As Windows has moved on to the current version 10, and screenreaders have become more sophisticated, so Braille has undergone a revamp of its own. We now have what is known as Unified English Braille (UEB.) This overhaul has been designed to make learning the code easier, and to enable those working with Braille transcription to adopt a more standard conversion. Many of us who have been Braillists for years don’t like UEB at all, and can’t see the need to change what we have all grown up with and learnt to love. Would sighted people let you change what they know as print?
The current state of play is that there is now a greater choice of Braille displays, though cost is largely prohibitive. With the huge rise in the use of Smart devices, many portable Braille displays now pair with your Apple or Android peripheral to give you Braille in addition to VoiceOver or TalkBack. This year has seen the launch of the world’s first certified Google Braille tablet, and the world’s first truly affordable reader for under £500. Newer Braille embossers also allow you to print contracted Braille from them directly. In addition to using refreshable Braille, these days, I too have an Index embosser for producing hard copy Braille when I need it.
Parents get much more of a say today in whether they want their child with a visual impairment to be integrated into mainstream education, or taught at a specialist school. With the use of computers and Smart devices still on the increase, there is more emphasis than ever on using voice recognition and speech synthesis, and less urgency on teaching Braille.

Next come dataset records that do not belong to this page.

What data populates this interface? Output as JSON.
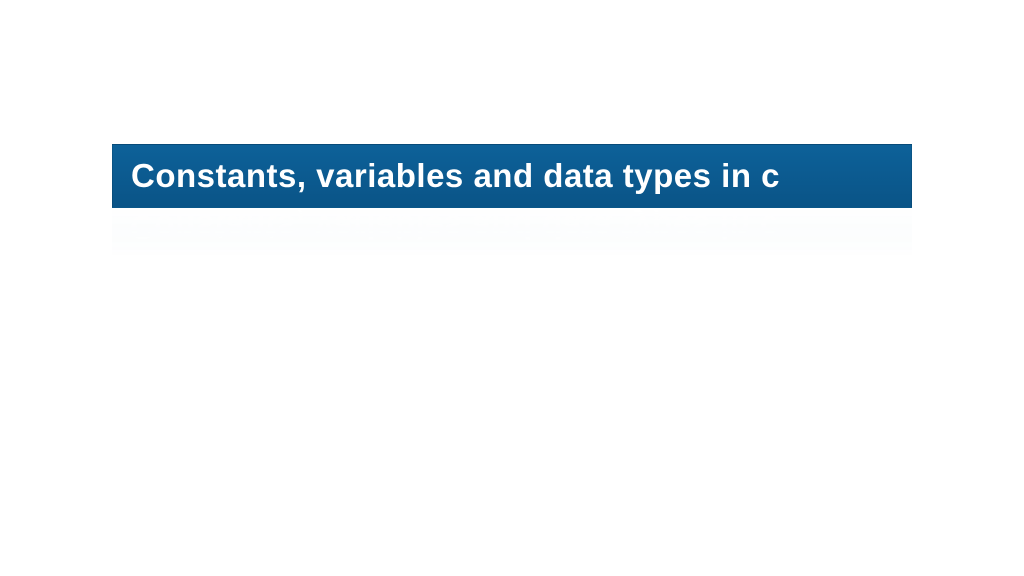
{
  "slide": {
    "title": "Constants, variables and data types in c",
    "banner_color": "#0b5a8e",
    "text_color": "#ffffff"
  }
}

This has prompted many to believe that Braille is on the decline, a terrible indictment for someone like me who was reared on it as my first language. The thought that blind children could one day go through education never having learned Braille at all just fills me with horror. But as the current generation dies out, this might be a very real prospect unless Braille is still on the curriculum, and the technology to use it becomes more affordable. The critics argue that Braille is bulky, costly to produce, and past its sell-by date now that speech synthesis has become so sophisticated. Advocates like myself argue, however, that Braille offers independence and an extra skill, is more immediate than speech synthesis, and is incredibly important in literacy for teaching children spelling, grammar, punctuation, capitalisation, and numeracy.

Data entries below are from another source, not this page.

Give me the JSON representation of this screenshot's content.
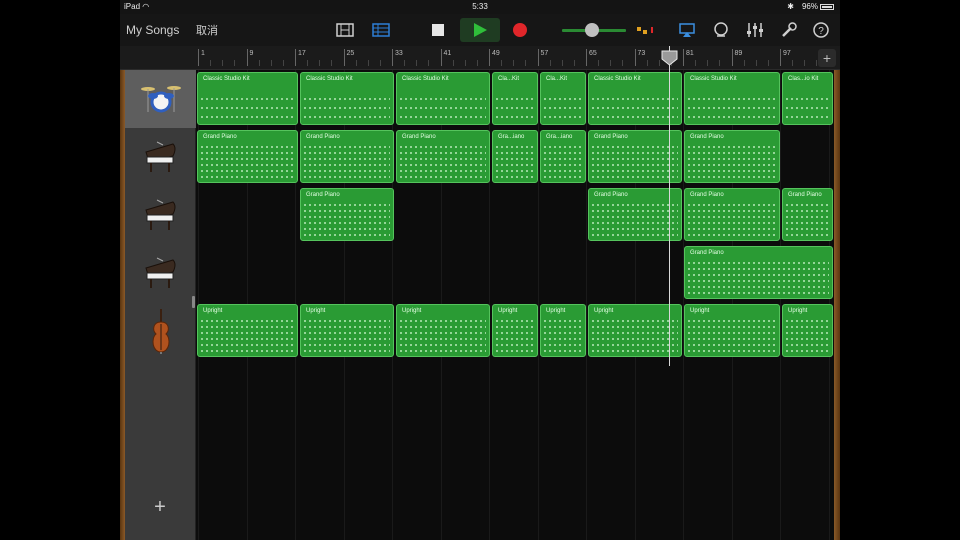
{
  "status_bar": {
    "carrier": "iPad",
    "time": "5:33",
    "battery": "96%"
  },
  "toolbar": {
    "my_songs": "My Songs",
    "undo": "取消"
  },
  "ruler": {
    "bars": [
      "1",
      "9",
      "17",
      "25",
      "33",
      "41",
      "49",
      "57",
      "65",
      "73",
      "81",
      "89",
      "97"
    ],
    "add_label": "+"
  },
  "tracks": [
    {
      "instrument": "drums",
      "icon": "drum-kit-icon",
      "selected": true,
      "regions": [
        {
          "name": "Classic Studio Kit",
          "start": 0,
          "end": 103
        },
        {
          "name": "Classic Studio Kit",
          "start": 103,
          "end": 199
        },
        {
          "name": "Classic Studio Kit",
          "start": 199,
          "end": 295
        },
        {
          "name": "Cla...Kit",
          "start": 295,
          "end": 343
        },
        {
          "name": "Cla...Kit",
          "start": 343,
          "end": 391
        },
        {
          "name": "Classic Studio Kit",
          "start": 391,
          "end": 487
        },
        {
          "name": "Classic Studio Kit",
          "start": 487,
          "end": 585
        },
        {
          "name": "Clas...io Kit",
          "start": 585,
          "end": 638
        }
      ]
    },
    {
      "instrument": "piano",
      "icon": "grand-piano-icon",
      "selected": false,
      "regions": [
        {
          "name": "Grand Piano",
          "start": 0,
          "end": 103
        },
        {
          "name": "Grand Piano",
          "start": 103,
          "end": 199
        },
        {
          "name": "Grand Piano",
          "start": 199,
          "end": 295
        },
        {
          "name": "Gra...iano",
          "start": 295,
          "end": 343
        },
        {
          "name": "Gra...iano",
          "start": 343,
          "end": 391
        },
        {
          "name": "Grand Piano",
          "start": 391,
          "end": 487
        },
        {
          "name": "Grand Piano",
          "start": 487,
          "end": 585
        }
      ]
    },
    {
      "instrument": "piano",
      "icon": "grand-piano-icon",
      "selected": false,
      "regions": [
        {
          "name": "Grand Piano",
          "start": 103,
          "end": 199
        },
        {
          "name": "Grand Piano",
          "start": 391,
          "end": 487
        },
        {
          "name": "Grand Piano",
          "start": 487,
          "end": 585
        },
        {
          "name": "Grand Piano",
          "start": 585,
          "end": 638
        }
      ]
    },
    {
      "instrument": "piano",
      "icon": "grand-piano-icon",
      "selected": false,
      "regions": [
        {
          "name": "Grand Piano",
          "start": 487,
          "end": 638
        }
      ]
    },
    {
      "instrument": "upright bass",
      "icon": "upright-bass-icon",
      "selected": false,
      "regions": [
        {
          "name": "Upright",
          "start": 0,
          "end": 103
        },
        {
          "name": "Upright",
          "start": 103,
          "end": 199
        },
        {
          "name": "Upright",
          "start": 199,
          "end": 295
        },
        {
          "name": "Upright",
          "start": 295,
          "end": 343
        },
        {
          "name": "Upright",
          "start": 343,
          "end": 391
        },
        {
          "name": "Upright",
          "start": 391,
          "end": 487
        },
        {
          "name": "Upright",
          "start": 487,
          "end": 585
        },
        {
          "name": "Upright",
          "start": 585,
          "end": 638
        }
      ]
    }
  ],
  "add_track_label": "+",
  "colors": {
    "region": "#2a9b34",
    "region_border": "#55c45d",
    "play_accent": "#2fbf3a",
    "record": "#e0262a",
    "tracks_view_accent": "#2d7fd6"
  }
}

While being apart from my family was often torturous for them and for me, the one saving grace is that I was able to learn skills that have so far enhanced my life, and given me those much needed experiences over my 50 years with Braille!